Friday, 6 January 2012

Consequence of change in learning - teachers have to give up power

Listening to Howard Rheingold at the questions session on #change11 MOOC brought home to me how reliant we are as teachers on control. Control of the learning environment, control of what is taught, control of what is assessed, control of the learner. Some of this is inevitable. But if we are to go towards open processes, then some of it we have to replace.
Rheingold had three relevant statements on the subject:
He tells his students that "absorbing all is not the goal but making sense of it together is" and that it is "scary and difficult for a teacher to give up power to the student. It is very rewarding once you do it, but you give them the responsibility to learn." Also, students "students cannot come into the classroom to be passive".
Of course, age is a factor. I agree with this approach 100% for university level students. We in schools should be weening our students towards these approaches. When? Well, I do think we have some of this in many Primary schools just by the nature of how they operate. In ours, we use the International Primary Curriculum and so the approach hands over some curriculum and learning control (although teachers work really hard in planning for such a programme).
It has caused us to re-think our 6th - 8th grade programme and to plan for more "open" approaches. To do this, teachers have to give up some power. How much? With what and where?


onewheeljoe said...


Thanks for your post. I think your question deserves classroom research. It occurs to me that knowing where to draw the line in terms of authority and control begs for a little experimentation - thoughtful practice in loosening structures and handing over control to students so we can reflect on the benefits and challenges.

George Hobson said...

Joe - thanks for your comment. Thoughtful practice in loosening structures is what we need.
Just reading Sugata Mitra's account in the Times Educational Supplement (of hole in the wall computing in India fame) where he advocates using a "self-organised learning environment" with internet access and arranged so that groups of four children can work together.
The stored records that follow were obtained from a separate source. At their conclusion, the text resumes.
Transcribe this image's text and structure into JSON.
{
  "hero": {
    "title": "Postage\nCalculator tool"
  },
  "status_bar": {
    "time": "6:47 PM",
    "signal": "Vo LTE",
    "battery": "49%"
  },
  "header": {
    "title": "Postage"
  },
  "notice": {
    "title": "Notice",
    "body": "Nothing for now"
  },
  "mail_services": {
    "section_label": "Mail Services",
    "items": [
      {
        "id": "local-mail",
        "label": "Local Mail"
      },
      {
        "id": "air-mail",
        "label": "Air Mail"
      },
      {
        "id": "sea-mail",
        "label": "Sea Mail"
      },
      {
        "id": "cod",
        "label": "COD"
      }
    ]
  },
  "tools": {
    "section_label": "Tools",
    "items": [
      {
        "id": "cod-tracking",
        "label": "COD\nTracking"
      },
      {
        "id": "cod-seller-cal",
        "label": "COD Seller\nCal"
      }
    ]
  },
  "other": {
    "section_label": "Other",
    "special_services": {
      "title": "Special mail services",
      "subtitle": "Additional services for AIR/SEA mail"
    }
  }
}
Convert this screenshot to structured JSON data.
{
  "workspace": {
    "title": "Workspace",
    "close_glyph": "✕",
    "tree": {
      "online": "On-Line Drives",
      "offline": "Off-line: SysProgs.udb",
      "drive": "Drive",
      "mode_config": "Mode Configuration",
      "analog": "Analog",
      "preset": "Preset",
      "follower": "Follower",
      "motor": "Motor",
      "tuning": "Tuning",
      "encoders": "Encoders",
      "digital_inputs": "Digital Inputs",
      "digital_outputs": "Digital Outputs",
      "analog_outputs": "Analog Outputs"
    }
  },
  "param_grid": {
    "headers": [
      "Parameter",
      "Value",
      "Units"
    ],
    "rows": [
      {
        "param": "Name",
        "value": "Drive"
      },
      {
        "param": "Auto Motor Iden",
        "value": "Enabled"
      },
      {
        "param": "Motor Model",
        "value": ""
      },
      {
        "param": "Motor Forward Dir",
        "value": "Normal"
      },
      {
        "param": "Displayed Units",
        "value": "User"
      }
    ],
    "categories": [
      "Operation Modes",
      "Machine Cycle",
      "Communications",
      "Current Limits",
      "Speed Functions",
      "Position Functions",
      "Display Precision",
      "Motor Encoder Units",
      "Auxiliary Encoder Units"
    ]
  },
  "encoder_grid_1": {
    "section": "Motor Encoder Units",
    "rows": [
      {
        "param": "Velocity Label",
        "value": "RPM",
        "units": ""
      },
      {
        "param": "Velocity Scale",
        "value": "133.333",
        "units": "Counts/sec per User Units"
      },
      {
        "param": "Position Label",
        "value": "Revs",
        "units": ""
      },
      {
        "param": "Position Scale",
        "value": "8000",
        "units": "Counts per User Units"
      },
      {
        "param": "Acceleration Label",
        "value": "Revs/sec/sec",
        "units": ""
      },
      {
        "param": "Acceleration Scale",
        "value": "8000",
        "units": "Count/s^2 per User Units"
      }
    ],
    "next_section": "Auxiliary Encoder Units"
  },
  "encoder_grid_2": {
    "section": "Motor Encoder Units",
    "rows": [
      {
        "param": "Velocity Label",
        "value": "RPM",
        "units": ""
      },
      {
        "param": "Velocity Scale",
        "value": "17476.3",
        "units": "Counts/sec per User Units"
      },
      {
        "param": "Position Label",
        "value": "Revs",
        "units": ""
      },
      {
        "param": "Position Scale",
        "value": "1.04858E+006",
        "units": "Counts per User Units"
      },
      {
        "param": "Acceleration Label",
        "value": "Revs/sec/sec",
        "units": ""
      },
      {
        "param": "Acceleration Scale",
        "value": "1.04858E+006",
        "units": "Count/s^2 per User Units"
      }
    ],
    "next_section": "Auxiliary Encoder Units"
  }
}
This reduces the classroom management load in classes of 20 and makes the handing over of control more do-able.
It is a time for some classroom research...

George Hobson said...

From @suifaijohnmak - thanks!
Power in class and networks - implications for K-12